Out of the blue one afternoon, I got a call from Dr. Richard Kirby, a Marine Institute fellow at Plymouth University in England. He wants to recruit volunteers for a study he and his colleagues are conducting to survey and map the seasonal and annual changes in phytoplankton worldwide. These microscopic organisms are the first link in the marine food chain and, like most sea life, have a preferred temperature range. If climate change is affecting their numbers, it would be useful to know where and by how much.
We all like projects and tinkering. Sometimes I think maybe that’s why we own boats. They keep our fingers nimble and our minds occupied. And a lot of us worry about the state of the waters in which we sail, despite the opinions to the contrary that pop up on our letters pages from time to time. So I was intrigued.
“Because the phytoplankton live at the surface of the sea, they’re being affected by rising sea temperatures due to climate change,” Kirby explained in a follow-up email outlining the Secchi Project.
To measure and quantify what is actually occurring on a global basis, Kirby and his team hope sailors and fishermen will pitch in and help collect data, since it would be tough for a handful of researchers to cover the world’s oceans on their own.
To gauge the amount of phytoplankton in a water column, one just has to measure the turbidity of the water using a simple device called a Secchi disk, which you can easily make on your own. The disk is named after Father Pietro Angelo Secchi, S.J., an astronomer who created the first disk in 1865 to measure water turbidity in the Med.

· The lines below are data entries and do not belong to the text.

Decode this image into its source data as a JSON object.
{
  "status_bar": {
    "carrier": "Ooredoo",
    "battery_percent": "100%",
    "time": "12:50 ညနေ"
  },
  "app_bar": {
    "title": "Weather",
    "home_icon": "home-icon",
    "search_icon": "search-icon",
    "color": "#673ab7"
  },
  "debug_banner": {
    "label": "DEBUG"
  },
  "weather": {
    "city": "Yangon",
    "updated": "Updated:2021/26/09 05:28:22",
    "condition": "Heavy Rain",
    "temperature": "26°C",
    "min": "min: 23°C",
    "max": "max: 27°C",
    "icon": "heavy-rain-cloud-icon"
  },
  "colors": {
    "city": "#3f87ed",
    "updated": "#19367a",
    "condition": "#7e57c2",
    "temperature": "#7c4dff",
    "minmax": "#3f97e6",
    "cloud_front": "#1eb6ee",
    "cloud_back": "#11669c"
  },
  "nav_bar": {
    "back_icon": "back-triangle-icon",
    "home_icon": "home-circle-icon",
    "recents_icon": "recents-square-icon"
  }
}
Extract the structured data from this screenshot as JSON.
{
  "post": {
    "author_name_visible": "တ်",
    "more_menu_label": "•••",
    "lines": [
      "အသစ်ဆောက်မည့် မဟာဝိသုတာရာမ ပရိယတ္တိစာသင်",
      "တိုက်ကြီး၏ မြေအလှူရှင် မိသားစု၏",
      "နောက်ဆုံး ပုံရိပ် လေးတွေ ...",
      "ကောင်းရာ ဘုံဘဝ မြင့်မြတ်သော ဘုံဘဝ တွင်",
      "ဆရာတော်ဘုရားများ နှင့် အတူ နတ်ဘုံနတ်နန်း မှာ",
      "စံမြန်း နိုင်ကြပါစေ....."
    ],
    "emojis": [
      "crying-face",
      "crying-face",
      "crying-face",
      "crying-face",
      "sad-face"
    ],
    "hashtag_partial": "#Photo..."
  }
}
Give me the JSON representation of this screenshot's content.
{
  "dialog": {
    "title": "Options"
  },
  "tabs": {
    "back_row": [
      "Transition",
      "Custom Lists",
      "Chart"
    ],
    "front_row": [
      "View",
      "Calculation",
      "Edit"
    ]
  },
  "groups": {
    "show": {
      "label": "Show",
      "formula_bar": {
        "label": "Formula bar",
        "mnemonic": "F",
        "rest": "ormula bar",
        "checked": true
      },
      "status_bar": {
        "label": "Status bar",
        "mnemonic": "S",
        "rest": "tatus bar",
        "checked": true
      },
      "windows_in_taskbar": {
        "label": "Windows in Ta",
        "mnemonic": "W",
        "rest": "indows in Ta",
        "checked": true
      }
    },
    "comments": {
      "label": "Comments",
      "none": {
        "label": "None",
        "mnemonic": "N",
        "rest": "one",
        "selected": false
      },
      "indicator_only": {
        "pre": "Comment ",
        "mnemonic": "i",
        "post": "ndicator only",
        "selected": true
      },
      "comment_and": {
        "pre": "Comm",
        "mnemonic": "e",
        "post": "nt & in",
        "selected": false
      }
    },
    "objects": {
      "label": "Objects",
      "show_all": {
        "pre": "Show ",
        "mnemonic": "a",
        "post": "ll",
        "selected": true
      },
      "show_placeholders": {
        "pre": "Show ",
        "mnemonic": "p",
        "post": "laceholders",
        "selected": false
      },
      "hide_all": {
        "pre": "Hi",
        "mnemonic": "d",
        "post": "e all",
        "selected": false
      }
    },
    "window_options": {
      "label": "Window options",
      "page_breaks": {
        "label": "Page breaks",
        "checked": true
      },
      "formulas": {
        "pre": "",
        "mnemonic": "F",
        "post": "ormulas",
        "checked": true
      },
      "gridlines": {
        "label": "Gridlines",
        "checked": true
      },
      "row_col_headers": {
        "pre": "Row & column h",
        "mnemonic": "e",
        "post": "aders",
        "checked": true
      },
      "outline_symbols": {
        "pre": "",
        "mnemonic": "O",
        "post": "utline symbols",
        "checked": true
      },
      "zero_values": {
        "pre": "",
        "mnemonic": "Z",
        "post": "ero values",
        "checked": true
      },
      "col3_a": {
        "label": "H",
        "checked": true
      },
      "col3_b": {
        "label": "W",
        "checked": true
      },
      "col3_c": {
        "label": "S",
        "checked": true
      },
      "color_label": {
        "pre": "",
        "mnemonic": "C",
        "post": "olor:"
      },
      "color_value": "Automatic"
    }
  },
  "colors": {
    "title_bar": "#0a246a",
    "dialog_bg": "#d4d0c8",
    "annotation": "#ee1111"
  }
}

To make your own disk, cut a 30-centimeter-diameter circle out of a sheet of plywood, plastic, or metal and paint it matte white. Put enough weight on one side (Kirby suggests 200 grams, about seven ounces) to make the disk sink in seawater, and add an eye on the other side for attaching a surveyor’s tape measure. The tape costs about $18 online, or you can use a rope calibrated in 20-centimeter increments.
Out on the water, with the sun at your back, lower the disk over the side, letting it sink until you lose sight of it. Then record the depth. The researchers recommend taking readings between 1000 and 1400.
To file your report, all you need is a smartphone and the Secchi app developed by computer scientists at Plymouth University. The app uses the phone’s GPS to capture your location, then provides an easy-to-follow sequence of prompts to enter the data that Kirby and crew will track. The app either transmits the data in real time or stores it until you return to land and have Internet access again.
It’s that simple. So now you have a project for a rainy morning when you can’t get down to work on the boat. And during the season, you can justify all your sailing adventures by chalking it up to research. All for the phytoplankton.